Rejecting an attempt by the government to censor trademark names that might cause offense, a unanimous U.S. Supreme Court has ruled that even speech that some find offensive is protected by the First Amendment.
In striking down a federal trademark statute that allowed the government to reject trademark applications for names it considered insulting to persons or groups, the Court reasoned that “trademarks are private, not government, speech,” and should therefore “not be banned on the ground that it expresses ideas that offend.”
The Rutherford Institute filed an amicus brief in the case on behalf of “The Slants,” an Asian-American dance rock band whose trademark application was rejected by the U.S. Patent and Trademark Office (PTO) on the grounds that it might disparage or offend persons of Asian heritage. The Court’s ruling is expected to impact a similar legal challenge mounted by the Washington Redskins football team, whose trademark protection was revoked by the PTO under the same federal statute.
The SCOTUS opinion and The Rutherford Institute’s amicus brief in Matal v. Tam are available at http://www.rutherford.org/. Affiliate attorneys Megan L. Brown, Joshua Turner, Christopher Kelly, Dwayne D. Sam and John T. Lin of Wiley Rein LLP assisted The Rutherford Institute in advancing the arguments in Tam.
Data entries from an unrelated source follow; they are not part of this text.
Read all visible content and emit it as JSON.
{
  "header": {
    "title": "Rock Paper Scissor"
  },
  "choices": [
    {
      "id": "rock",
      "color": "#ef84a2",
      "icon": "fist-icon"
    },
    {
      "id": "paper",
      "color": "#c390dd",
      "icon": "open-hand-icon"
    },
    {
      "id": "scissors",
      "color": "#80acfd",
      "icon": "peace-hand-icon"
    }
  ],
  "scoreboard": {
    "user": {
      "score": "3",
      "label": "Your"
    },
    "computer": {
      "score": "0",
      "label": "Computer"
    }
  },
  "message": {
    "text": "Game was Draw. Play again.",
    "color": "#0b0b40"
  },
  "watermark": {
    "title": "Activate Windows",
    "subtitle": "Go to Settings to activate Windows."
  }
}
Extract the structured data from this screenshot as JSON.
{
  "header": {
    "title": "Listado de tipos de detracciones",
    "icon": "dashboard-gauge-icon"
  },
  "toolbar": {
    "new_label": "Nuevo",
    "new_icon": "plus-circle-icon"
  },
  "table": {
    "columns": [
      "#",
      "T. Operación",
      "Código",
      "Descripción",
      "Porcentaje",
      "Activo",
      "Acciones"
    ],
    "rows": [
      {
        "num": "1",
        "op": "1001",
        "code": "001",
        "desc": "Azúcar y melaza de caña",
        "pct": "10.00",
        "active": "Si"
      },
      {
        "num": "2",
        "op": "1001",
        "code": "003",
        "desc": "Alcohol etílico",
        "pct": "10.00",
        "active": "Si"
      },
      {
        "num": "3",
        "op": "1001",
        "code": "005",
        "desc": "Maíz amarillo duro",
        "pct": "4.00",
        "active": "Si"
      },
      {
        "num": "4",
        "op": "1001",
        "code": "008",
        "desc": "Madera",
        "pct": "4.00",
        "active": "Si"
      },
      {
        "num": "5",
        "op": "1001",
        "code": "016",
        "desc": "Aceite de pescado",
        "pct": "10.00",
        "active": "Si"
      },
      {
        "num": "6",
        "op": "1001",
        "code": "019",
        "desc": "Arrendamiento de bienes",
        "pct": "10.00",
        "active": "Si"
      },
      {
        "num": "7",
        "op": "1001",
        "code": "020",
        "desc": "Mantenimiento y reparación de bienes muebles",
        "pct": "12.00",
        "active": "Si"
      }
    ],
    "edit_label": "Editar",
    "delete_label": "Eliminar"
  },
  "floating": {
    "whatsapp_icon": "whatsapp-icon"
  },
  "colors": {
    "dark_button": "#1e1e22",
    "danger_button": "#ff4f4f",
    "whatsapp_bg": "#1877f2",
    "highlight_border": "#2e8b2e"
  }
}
“Whether the debate is over a trademark for The Slants or the Redskins, the sticking point remains the same: how much do we really value the First Amendment, and how far are we willing to go to protect someone else’s freedom of speech, even if that speech might be offensive to some?” asked constitutional attorney John W. Whitehead, president of The Rutherford Institute and author of Battlefield America: The War on the American People. “Whatever the rationale for criminalizing speech, the end result remains the same: outright censorship and the creation of a class system that renders speech perceived as politically incorrect, hateful or offensive as inferior and less entitled to the full protection of the law.”